building warehouses, we just called
“We're extremely excited about the accuracy
that this [RFID] is going to bring to our
business, because having the exact volume -
exact quantity of product in the stores when
we think we have it - will be a huge sales
Chief Omnichannel Officer
Chief Stores Officer
2. Read them in the store
1. Apply & encode tags
at the source
Most Popular Deployment Model
• Easy to deploy
• Frequent cycle counting
• First full chain deployment hand
• Moving to hands-free solution
• Full-time inventory visibility
– Back to front visibility
– Large tag populations
• Continuous Monitoring
– Cumulative inventory
• Perimeter Visibility and Security
– Small tag populations
• Tag Locationing
August 2013 How can you estimate the value of improved execution?
Operations v. Planning
A Thought Experiment
XS S M L XL
Impinj Store Performance Simulator
Try it for free at http://sps.impinj.com
Impinj & our partner network deploy RFID solutions
for retailers & brand owners globally
RFID Readers ChipsRFID Tag Chips RFID Readers & Antennas
Platform for Gen2 RFID Solutions
>180 Patents Issued & PendingApplication Interfaces
What is Omnichannel Really?
“Omnichannel is most importantly
about creating a
compelling, integrated customer
experience that spans all the
customer’s interactions with Saks –

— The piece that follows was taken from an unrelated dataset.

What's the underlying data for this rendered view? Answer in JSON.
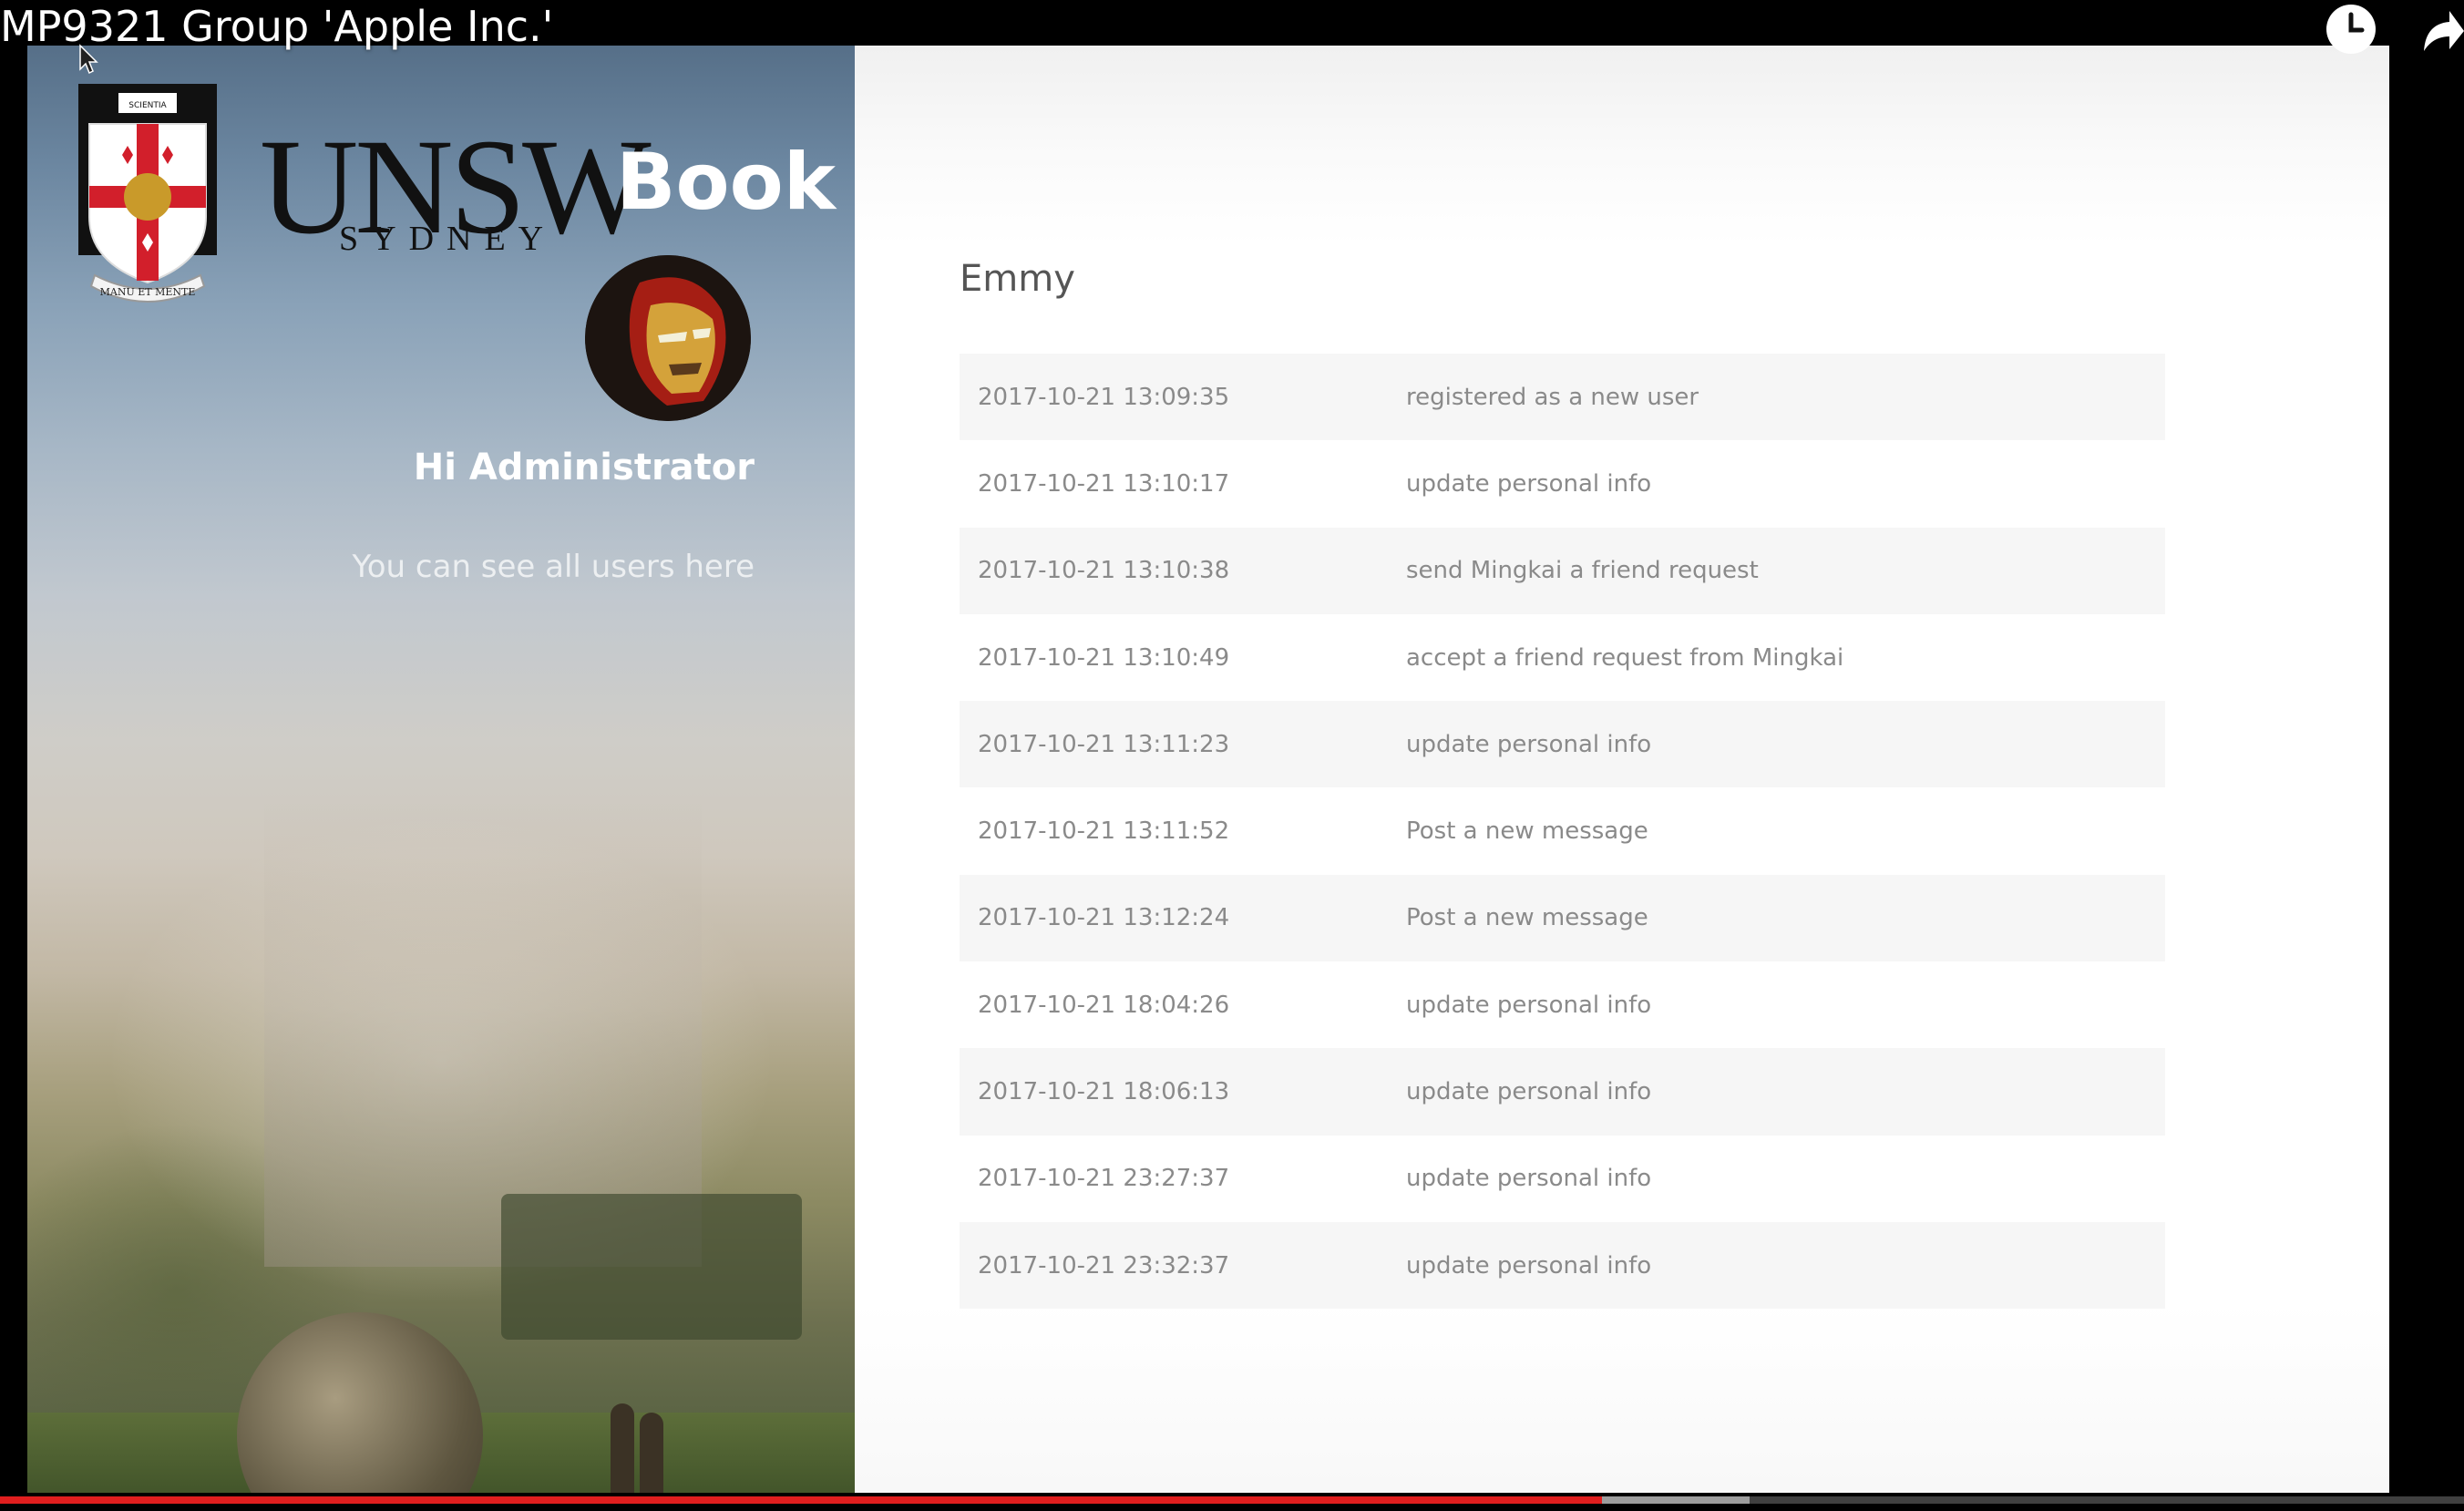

regardless of it being in-
store, online or in any other way. ”
Saks Direct President,
Questions & Answers